-------- The records

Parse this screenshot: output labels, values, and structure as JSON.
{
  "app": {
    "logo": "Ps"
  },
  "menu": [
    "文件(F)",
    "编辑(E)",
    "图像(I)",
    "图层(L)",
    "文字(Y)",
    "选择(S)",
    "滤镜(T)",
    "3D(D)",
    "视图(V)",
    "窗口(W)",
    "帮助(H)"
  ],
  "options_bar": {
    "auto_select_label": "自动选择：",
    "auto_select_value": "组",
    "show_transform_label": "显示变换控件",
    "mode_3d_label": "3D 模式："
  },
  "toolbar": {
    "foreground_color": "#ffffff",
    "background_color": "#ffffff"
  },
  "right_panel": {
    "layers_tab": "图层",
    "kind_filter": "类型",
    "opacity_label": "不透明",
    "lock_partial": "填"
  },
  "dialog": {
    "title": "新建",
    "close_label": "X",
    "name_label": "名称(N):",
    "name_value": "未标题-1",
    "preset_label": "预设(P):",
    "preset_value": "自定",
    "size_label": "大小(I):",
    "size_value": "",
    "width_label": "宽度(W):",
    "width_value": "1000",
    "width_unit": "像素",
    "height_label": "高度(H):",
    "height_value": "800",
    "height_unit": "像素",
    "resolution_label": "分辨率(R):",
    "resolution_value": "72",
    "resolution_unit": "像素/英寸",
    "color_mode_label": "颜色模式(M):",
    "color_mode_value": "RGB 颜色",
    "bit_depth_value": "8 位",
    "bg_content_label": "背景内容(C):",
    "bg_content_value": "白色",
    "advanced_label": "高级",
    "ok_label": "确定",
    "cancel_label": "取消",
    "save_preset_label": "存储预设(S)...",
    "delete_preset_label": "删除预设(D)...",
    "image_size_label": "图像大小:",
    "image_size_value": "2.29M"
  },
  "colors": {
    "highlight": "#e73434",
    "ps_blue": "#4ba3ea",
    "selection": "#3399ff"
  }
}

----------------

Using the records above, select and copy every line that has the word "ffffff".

Result of this task:
    "foreground_color": "#ffffff",
    "background_color": "#ffffff"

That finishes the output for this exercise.